We found the power front seats supportive, and there is near-mid-sized sedan room for rear-seat passengers. The trunk has a very useable 14.4 cubic feet of space and the rear seats fold down for cargo hauling.

The weak point in this well-done car is its standard 2.0-liter engine, which makes a just-adequate 147 horsepower and 132 pound-feet of torque delivered through a six-speed automatic. Elantra’s okay performance, 0-to-60 has been measured at 8.9 seconds — slow for the segment — with a quarter mile time of 16.7 seconds at 85 mph. Gas mileage is also on the average side measured at 28 mpg city, 37 highway and 32 overall with the automatic transmission. The Elantra does have some bragging rights — it stops from 60 mph in a very short 117 feet. That's hard to beat in the compact class.

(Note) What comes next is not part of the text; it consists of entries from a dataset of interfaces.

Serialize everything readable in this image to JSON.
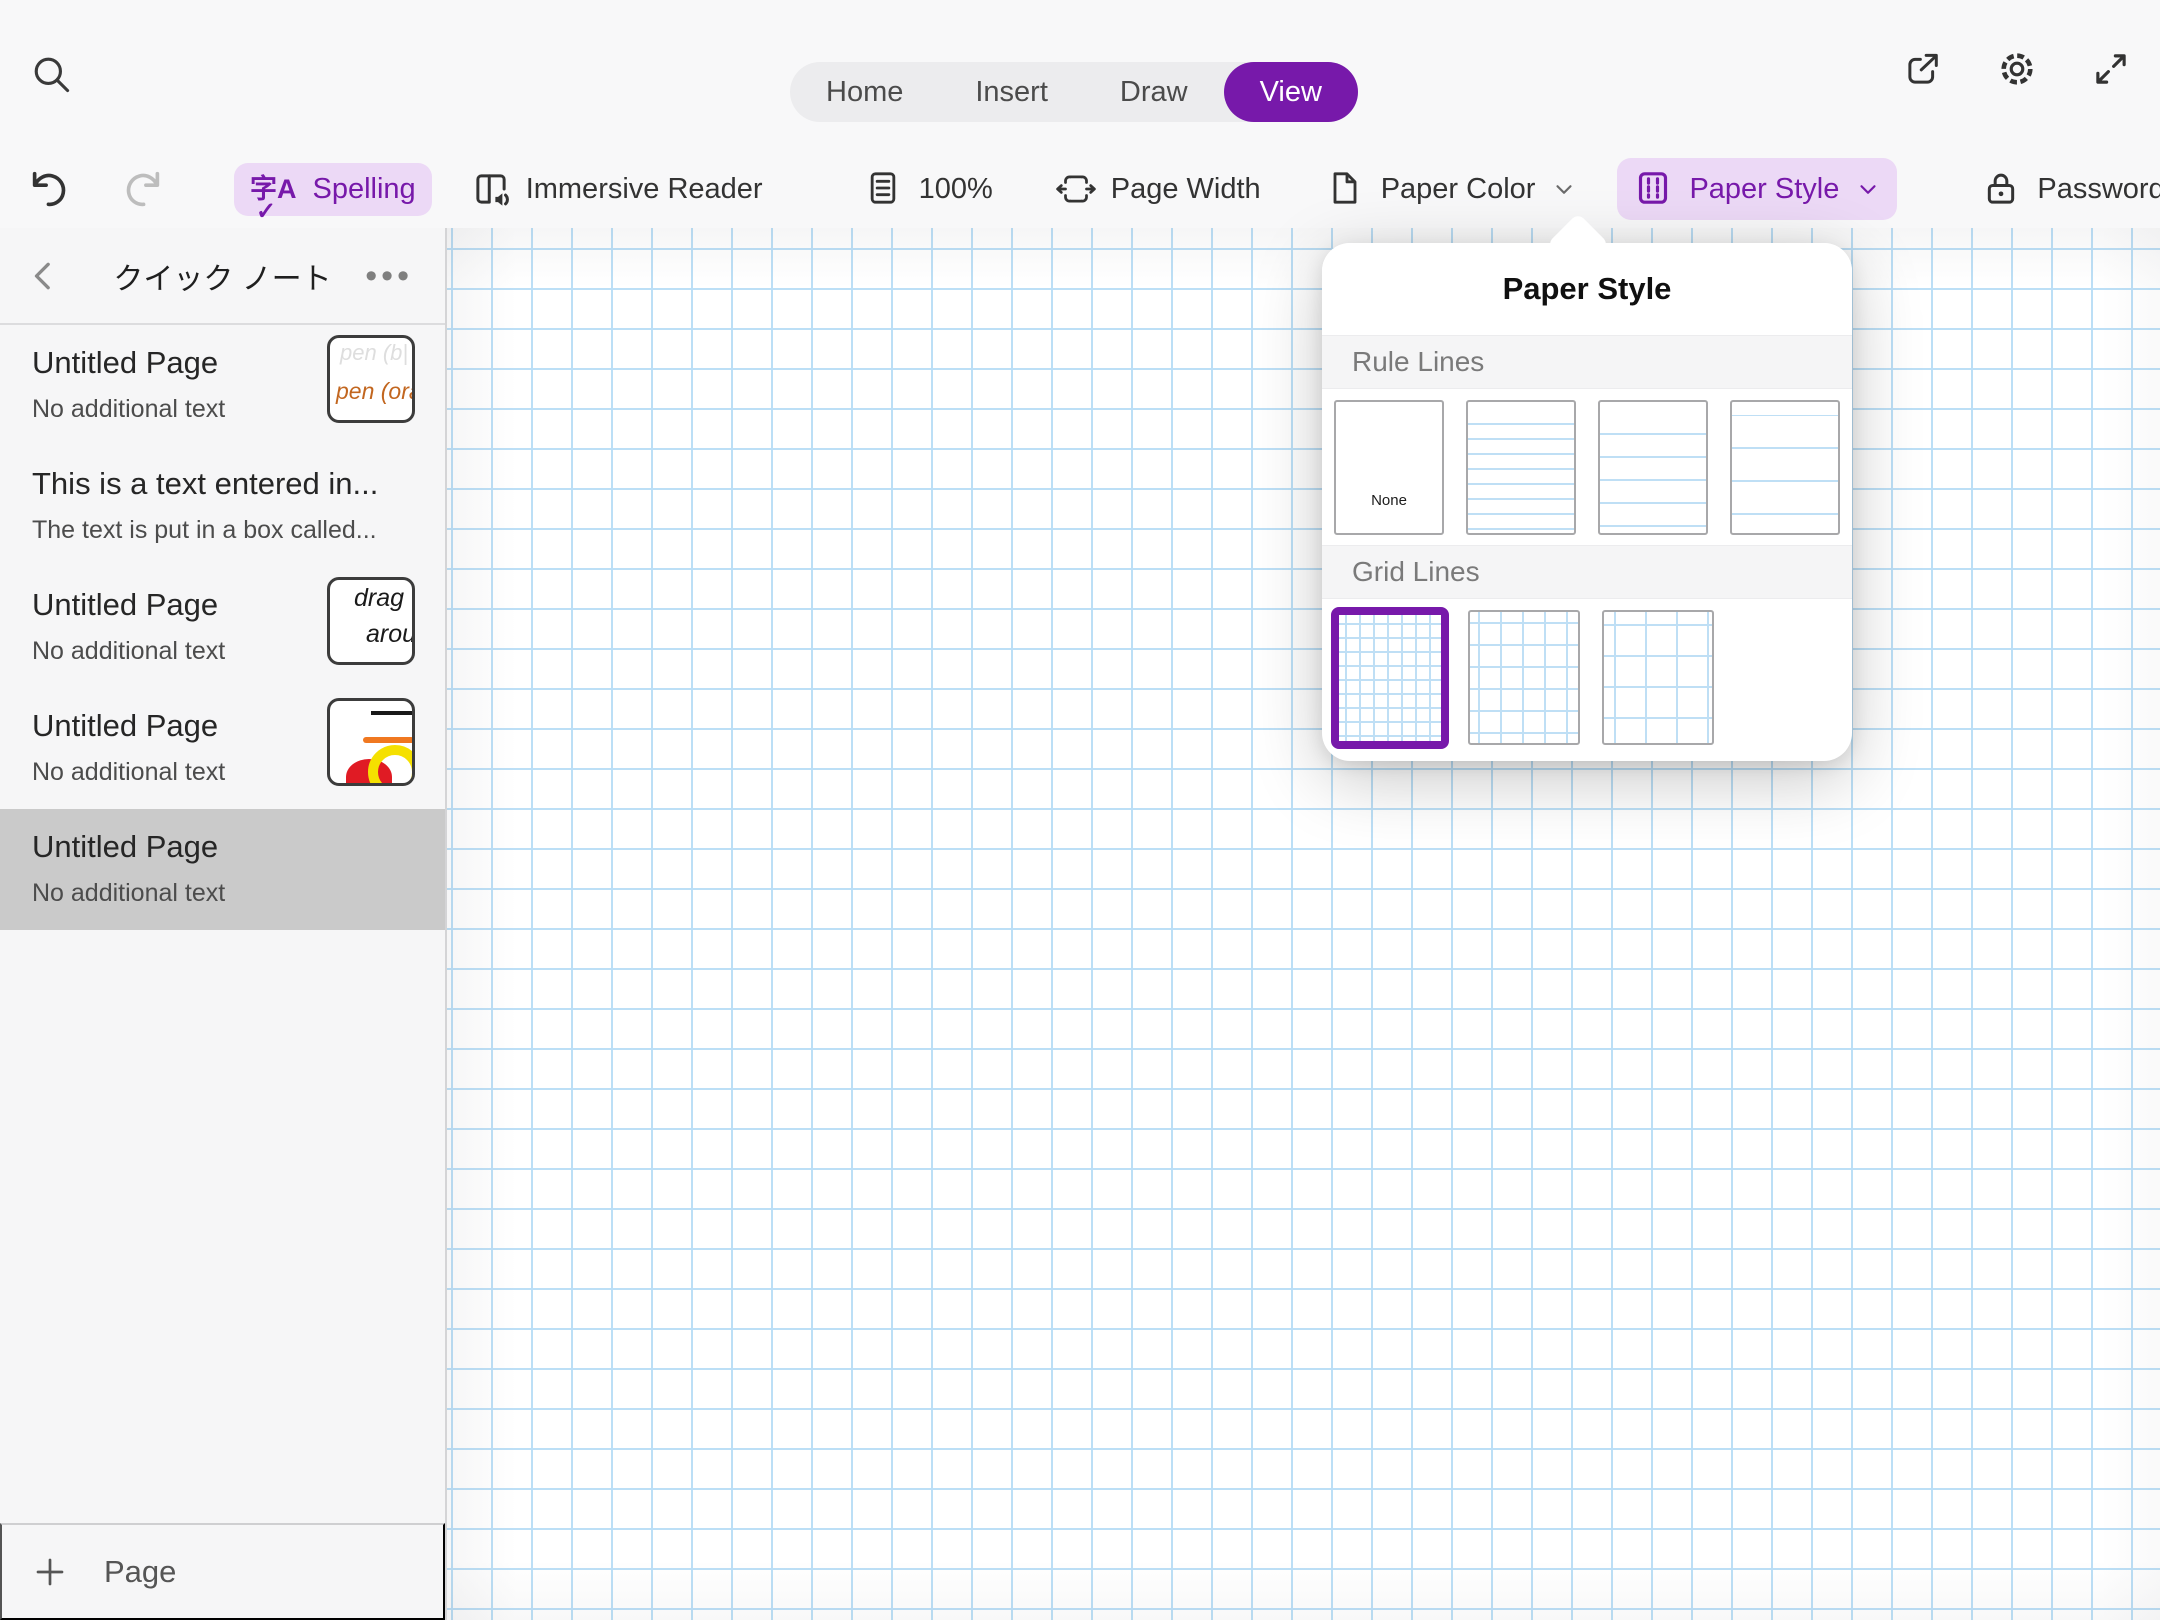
{
  "topbar": {
    "tabs": [
      {
        "label": "Home",
        "active": false
      },
      {
        "label": "Insert",
        "active": false
      },
      {
        "label": "Draw",
        "active": false
      },
      {
        "label": "View",
        "active": true
      }
    ],
    "tools": {
      "spelling_label": "Spelling",
      "immersive_reader_label": "Immersive Reader",
      "zoom_level": "100%",
      "page_width_label": "Page Width",
      "paper_color_label": "Paper Color",
      "paper_style_label": "Paper Style",
      "password_protection_label": "Password Protection"
    }
  },
  "sidebar": {
    "title": "クイック ノート",
    "add_page_label": "Page",
    "pages": [
      {
        "title": "Untitled Page",
        "subtitle": "No additional text",
        "thumbnail": {
          "faint_text": "pen (b|",
          "orange_text": "pen (ora"
        }
      },
      {
        "title": "This is a text entered in...",
        "subtitle": "The text is put in a box called..."
      },
      {
        "title": "Untitled Page",
        "subtitle": "No additional text",
        "thumbnail": {
          "ink_line1": "drag",
          "ink_line2": "arou"
        }
      },
      {
        "title": "Untitled Page",
        "subtitle": "No additional text",
        "thumbnail": {
          "drawing": "black line, orange line, red blob, yellow ring"
        }
      },
      {
        "title": "Untitled Page",
        "subtitle": "No additional text",
        "selected": true
      }
    ]
  },
  "popover": {
    "title": "Paper Style",
    "rule_lines_label": "Rule Lines",
    "grid_lines_label": "Grid Lines",
    "none_label": "None",
    "rule_options": [
      "none",
      "narrow",
      "medium",
      "wide"
    ],
    "grid_options": [
      "small",
      "medium",
      "large"
    ],
    "selected_option": "grid-small"
  },
  "icons": {
    "search-icon": "magnifying glass",
    "share-icon": "square with arrow",
    "settings-gear-icon": "gear",
    "expand-icon": "diagonal resize arrows",
    "undo-icon": "curved arrow left",
    "redo-icon": "curved arrow right (disabled)",
    "spelling-icon": "字A with checkmark",
    "immersive-reader-icon": "book with speaker",
    "zoom-page-icon": "page with lines",
    "page-width-icon": "page with left/right arrows",
    "paper-color-icon": "page with folded corner",
    "paper-style-icon": "page with dashed columns",
    "lock-icon": "padlock",
    "chevron-left-icon": "back chevron",
    "chevron-down-icon": "dropdown chevron",
    "ellipsis-icon": "three dots",
    "plus-icon": "plus sign"
  },
  "colors": {
    "accent": "#7719AA",
    "accent_light": "#ECD9F6",
    "canvas_grid_blue": "#BCDFF6",
    "swatch_line_blue": "#BFDFF5",
    "selected_row_gray": "#CACACA",
    "chrome_gray": "#F8F8F9"
  }
}
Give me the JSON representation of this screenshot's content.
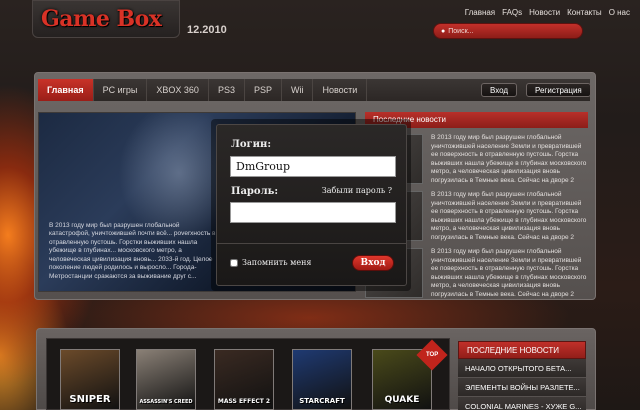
{
  "header": {
    "logo": {
      "part1": "Game ",
      "part2": "Box"
    },
    "date": "12.2010",
    "top_links": [
      "Главная",
      "FAQs",
      "Новости",
      "Контакты",
      "О нас"
    ],
    "search": {
      "placeholder": "Поиск..."
    }
  },
  "nav": {
    "items": [
      "Главная",
      "PC игры",
      "XBOX 360",
      "PS3",
      "PSP",
      "Wii",
      "Новости"
    ],
    "active_index": 0,
    "login_label": "Вход",
    "register_label": "Регистрация"
  },
  "hero": {
    "text": "В 2013 году мир был разрушен глобальной катастрофой, уничтожившей почти всё... poverхность в отравленную пустошь. Горстки выживших нашла убежище в глубинах... московского метро, а человеческая цивилизация вновь... 2033-й год. Целое поколение людей родилось и выросло... Города-Метростанции сражаются за выживание друг с..."
  },
  "news_panel": {
    "title": "Последние новости",
    "items": [
      "В 2013 году мир был разрушен глобальной уничтожившей население Земли и превратившей ее поверхность в отравленную пустошь. Горстка выживших нашла убежище в глубинах московского метро, а человеческая цивилизация вновь погрузилась в Темные века. Сейчас на дворе 2",
      "В 2013 году мир был разрушен глобальной уничтожившей население Земли и превратившей ее поверхность в отравленную пустошь. Горстка выживших нашла убежище в глубинах московского метро, а человеческая цивилизация вновь погрузилась в Темные века. Сейчас на дворе 2",
      "В 2013 году мир был разрушен глобальной уничтожившей население Земли и превратившей ее поверхность в отравленную пустошь. Горстка выживших нашла убежище в глубинах московского метро, а человеческая цивилизация вновь погрузилась в Темные века. Сейчас на дворе 2"
    ]
  },
  "modal": {
    "login_label": "Логин:",
    "login_value": "DmGroup",
    "password_label": "Пароль:",
    "forgot_label": "Забыли пароль ?",
    "remember_label": "Запомнить меня",
    "submit_label": "Вход"
  },
  "games": [
    {
      "title": "SNIPER",
      "color": "#6b4a2a"
    },
    {
      "title": "ASSASSIN'S CREED",
      "color": "#8a8076"
    },
    {
      "title": "MASS EFFECT 2",
      "color": "#3a2a22"
    },
    {
      "title": "STARCRAFT",
      "color": "#1f3a72"
    },
    {
      "title": "QUAKE",
      "color": "#4a4a1a"
    }
  ],
  "top_badge": "TOP",
  "side_news": {
    "title": "ПОСЛЕДНИЕ НОВОСТИ",
    "items": [
      "НАЧАЛО ОТКРЫТОГО БЕТА...",
      "ЭЛЕМЕНТЫ ВОЙНЫ РАЗЛЕТЕ...",
      "COLONIAL MARINES - ХУЖЕ G..."
    ]
  },
  "colors": {
    "accent": "#c8322a",
    "dark": "#1a1817"
  }
}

Hyundai also sells an Elantra Eco that comes with a turbocharged 1.4-liter four-cylinder rated at 128 horsepower and a 156 pound-feet of torque. It is mated to a seven-speed dual clutch automated transmission with select drive mode — normal, Eco or Sport which gives the Turbo plenty of go. Another claim to fame is better fuel economy measured at 32/40/35 and our favorite safety feature — Blind Spot Detection with rear Cross-traffic Alert. Really, lots of good stuff for only $21,610 including delivery.

We found performance satisfactory and we never encountered a situation that had us in need of more power. We found the ride quality excellent and the interior commendably quiet at highway speeds. Taking turns too fast is not a problem because the Elantra displayed a reasonable amount of stability and road-holding prowess on a usual back-road "test track."

Base price: $17,985; as driven, $27,710
Engine: 2.0-liter 4-cylinder
Horsepower: 147 @ 6,200 rpm
Torque: 132 pound-feet @ 4,500 rpm
Transmission: 6-speed automatic
Drive: front wheel
Seating: 2/3
Wheelbase: 106.3 inches
Length: 179.9 inches
Curb weight: 3,000 pounds
Turning circle: 34.8 feet
Luggage capacity: 14.4 cubic feet
Fuel capacity: 14 gallons (regular)
EPA rating: 28 city, 37 highway, 32 combined
0-60: 8.9 seconds (Car and Driver)
Also consider: Honda Civic, Mazda3, Chevrolet Cruze

The Good
• New stylishly conservative design
• Well-done interior
• Easy-to-use controls with real knobs
• Quiet, composed ride

The Bad
• Gas mileage below average

The Ugly
• Underwhelming performance